Strong circulation growth, strict cost control and buoyant advertising powered Les Echos Groupe to record operating profits. Les Echos strengthened its position as France’s leading business daily newspaper, with circulation up 4% to over 114,600 and advertising revenues up 20%. The group continued to invest in editorial and marketing support of the newspaper, lesechos.com, which is the leading media website in France, and the business magazine, Enjeux-Les Echos, which increased its weekly circulation.

Recoletos, our Spanish media business, invested substantially in new products and services and in improving Marca, its sports newspaper. As a result, while revenues were up 16%, profits were virtually unchanged. Expansion, the business newspaper, boosted by editorial improvements and buoyed by a strong Spanish stock market, increased daily circulation to a record 59,400, up 22% on the previous year. Increasing competition saw the circulation of Marca, the sports newspaper, dip by 9% to 419,000. Circulation has picked up again in the first quarter of 1999 and investment in colour printing, improved editorial and enhanced marketing will enhance its strong market leading position. Recoletos is on track to complete the acquisition of up to a 30% stake in Unedisa, which publishes El Mundo, one of Spain’s leading daily business newspapers, and has completed the acquisition of a 50% stake in Economica, which publishes Portugal’s leading daily financial and business newspaper. These moves further strengthen the position of Recoletos as one of the leading media groups in the Iberian Peninsula.

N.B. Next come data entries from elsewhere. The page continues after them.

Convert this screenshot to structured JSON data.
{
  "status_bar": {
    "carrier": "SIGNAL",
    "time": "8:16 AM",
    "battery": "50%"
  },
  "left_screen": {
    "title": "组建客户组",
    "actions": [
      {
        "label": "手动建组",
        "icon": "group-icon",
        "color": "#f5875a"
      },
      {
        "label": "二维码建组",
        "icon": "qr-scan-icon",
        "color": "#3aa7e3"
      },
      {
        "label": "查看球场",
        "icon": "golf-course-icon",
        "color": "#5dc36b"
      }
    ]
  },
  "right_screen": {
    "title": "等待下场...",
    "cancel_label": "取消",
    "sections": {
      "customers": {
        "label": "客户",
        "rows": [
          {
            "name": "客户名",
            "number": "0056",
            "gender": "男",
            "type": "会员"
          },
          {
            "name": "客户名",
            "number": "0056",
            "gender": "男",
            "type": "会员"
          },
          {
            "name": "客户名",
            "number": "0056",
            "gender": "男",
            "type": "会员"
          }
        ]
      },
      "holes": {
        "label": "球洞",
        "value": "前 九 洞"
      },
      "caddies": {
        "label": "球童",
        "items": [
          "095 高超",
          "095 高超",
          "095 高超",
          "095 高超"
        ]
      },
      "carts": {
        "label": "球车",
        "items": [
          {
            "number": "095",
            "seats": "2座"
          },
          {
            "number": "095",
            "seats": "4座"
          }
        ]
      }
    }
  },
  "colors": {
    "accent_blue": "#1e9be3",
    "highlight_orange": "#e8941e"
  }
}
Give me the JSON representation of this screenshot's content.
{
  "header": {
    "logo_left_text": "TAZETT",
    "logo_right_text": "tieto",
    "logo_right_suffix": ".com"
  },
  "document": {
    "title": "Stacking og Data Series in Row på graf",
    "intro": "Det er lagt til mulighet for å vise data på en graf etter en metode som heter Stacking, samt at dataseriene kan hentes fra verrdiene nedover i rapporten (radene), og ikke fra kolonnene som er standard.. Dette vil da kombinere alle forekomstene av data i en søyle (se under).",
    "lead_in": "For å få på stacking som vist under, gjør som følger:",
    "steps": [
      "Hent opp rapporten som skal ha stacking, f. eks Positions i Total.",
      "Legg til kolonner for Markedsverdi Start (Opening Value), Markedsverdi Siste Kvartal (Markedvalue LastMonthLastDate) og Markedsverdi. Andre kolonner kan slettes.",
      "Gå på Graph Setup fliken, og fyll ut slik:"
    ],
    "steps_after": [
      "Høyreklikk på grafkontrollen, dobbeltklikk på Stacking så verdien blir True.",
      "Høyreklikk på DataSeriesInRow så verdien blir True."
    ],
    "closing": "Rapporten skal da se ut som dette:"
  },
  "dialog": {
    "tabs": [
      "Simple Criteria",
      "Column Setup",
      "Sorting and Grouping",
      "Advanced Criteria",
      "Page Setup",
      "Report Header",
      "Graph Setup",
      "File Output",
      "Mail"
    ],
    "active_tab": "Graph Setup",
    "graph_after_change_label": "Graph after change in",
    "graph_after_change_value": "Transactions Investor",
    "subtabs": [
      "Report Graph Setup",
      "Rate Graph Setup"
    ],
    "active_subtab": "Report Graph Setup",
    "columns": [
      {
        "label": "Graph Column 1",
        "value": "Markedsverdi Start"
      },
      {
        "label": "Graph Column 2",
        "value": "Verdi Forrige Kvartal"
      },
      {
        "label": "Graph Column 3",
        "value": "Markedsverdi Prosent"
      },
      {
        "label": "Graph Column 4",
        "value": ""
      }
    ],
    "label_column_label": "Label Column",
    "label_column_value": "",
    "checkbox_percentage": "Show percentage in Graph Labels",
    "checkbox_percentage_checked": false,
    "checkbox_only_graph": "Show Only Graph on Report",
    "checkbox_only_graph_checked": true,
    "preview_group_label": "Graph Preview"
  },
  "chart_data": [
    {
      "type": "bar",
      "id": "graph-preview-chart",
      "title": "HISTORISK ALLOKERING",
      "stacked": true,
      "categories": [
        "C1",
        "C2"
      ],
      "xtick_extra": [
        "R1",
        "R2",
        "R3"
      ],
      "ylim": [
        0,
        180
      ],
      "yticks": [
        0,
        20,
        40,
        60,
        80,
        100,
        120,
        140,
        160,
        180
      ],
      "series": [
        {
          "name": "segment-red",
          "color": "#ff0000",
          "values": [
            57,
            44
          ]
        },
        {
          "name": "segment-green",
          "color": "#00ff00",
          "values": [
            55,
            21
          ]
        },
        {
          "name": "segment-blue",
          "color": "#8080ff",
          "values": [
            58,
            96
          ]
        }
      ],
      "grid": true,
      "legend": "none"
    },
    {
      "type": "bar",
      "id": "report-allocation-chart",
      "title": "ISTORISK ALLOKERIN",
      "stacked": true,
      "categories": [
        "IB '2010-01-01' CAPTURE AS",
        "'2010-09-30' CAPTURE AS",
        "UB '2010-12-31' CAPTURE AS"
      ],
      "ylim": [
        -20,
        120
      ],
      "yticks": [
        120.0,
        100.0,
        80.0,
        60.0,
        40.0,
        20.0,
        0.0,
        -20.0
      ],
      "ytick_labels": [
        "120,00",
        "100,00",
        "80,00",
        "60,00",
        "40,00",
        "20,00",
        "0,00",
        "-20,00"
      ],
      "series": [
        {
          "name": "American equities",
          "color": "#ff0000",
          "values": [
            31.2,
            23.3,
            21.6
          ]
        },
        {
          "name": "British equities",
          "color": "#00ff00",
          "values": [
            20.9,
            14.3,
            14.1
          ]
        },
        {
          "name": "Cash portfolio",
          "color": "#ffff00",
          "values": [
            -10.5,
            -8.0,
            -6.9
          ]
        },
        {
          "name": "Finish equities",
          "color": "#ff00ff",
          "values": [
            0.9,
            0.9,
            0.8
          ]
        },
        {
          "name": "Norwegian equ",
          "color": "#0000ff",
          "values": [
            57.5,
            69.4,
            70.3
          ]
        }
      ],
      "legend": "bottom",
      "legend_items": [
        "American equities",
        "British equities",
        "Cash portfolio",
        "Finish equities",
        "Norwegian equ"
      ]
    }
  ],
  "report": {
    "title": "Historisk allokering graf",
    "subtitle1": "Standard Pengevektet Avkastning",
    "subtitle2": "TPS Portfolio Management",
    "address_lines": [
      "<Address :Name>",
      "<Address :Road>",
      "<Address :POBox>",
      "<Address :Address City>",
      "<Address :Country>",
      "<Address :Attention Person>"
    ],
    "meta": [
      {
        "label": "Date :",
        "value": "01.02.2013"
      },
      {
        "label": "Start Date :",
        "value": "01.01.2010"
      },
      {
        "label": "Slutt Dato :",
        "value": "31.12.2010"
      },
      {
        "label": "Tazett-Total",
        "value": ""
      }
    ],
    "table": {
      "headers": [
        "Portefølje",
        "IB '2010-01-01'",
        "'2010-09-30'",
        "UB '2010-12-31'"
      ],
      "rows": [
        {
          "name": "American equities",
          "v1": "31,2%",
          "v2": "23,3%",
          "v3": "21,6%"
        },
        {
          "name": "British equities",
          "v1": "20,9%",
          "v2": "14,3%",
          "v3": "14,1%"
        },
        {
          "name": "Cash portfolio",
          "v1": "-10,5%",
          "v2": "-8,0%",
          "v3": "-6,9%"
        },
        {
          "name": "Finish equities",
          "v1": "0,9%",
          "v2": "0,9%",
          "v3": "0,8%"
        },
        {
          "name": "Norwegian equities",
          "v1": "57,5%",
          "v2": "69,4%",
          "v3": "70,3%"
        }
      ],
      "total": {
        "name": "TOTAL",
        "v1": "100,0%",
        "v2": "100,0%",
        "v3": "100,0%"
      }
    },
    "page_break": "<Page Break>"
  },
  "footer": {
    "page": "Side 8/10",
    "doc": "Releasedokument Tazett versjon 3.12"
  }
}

In Associates, The Economist had another good year. Circulation of The Economist newspaper increased to 697,194 from 644,391 in 1997 and, across the group, it continued to move paper-bound publications to electronic formats and to invest in new products and infrastructure. Business Day and Financial Mail, the South African publishing business in which we own a 50% stake, performed well, meeting expectations for copy sales and advertising revenue growth despite the difficult economic climate in the autumn. For the six months to the end of December, both publications grew circulation to record levels.

Lazard

Financial highlights: Lazard
£m
Year to
31 Dec 1998
Year to
31 Dec 1997
%
change




Attributable profit 42 43 -2%




In 1998, income from the three Lazard houses was £42m. In the UK, Lazard Brothers advised on many of the year’s major mergers and acquisitions and, across the three Lazard houses, the deal flow remains very strong. And Lazard Asset Management continues to enjoy strong growth.

Financial highlights: Lazard
£m
Year to
31 Dec 1998
Year to
31 Dec 1997
%
change




Tussauds Group, Mindscape & PNE      
Sales 144 282 -49%




Operating profit 21 33 -36%




In 1998, Pearson continued to rationalise the group’s assets, selling businesses that either lacked critical mass or which we believed were worth more to others than to Pearson. We also continued to dispose of passive investments which bring no strategic value to the group. We sold the Tussauds group; Mindscape; PNE; our specialist Law, Tax and medical publishing operations; our 20% stake in the Canadian Financial Post; our 6.3% stake in SES, the owners of the Astra satellite system; and made a number of smaller disposals. In total, we raised some £1 billion from these disposals.

Outlook

Pearson has made a good start to 1999. All our businesses are pursuing plans to improve revenues and margins and sustain strong cash flow across the group. Our goal remains to deliver earnings growth in double digits.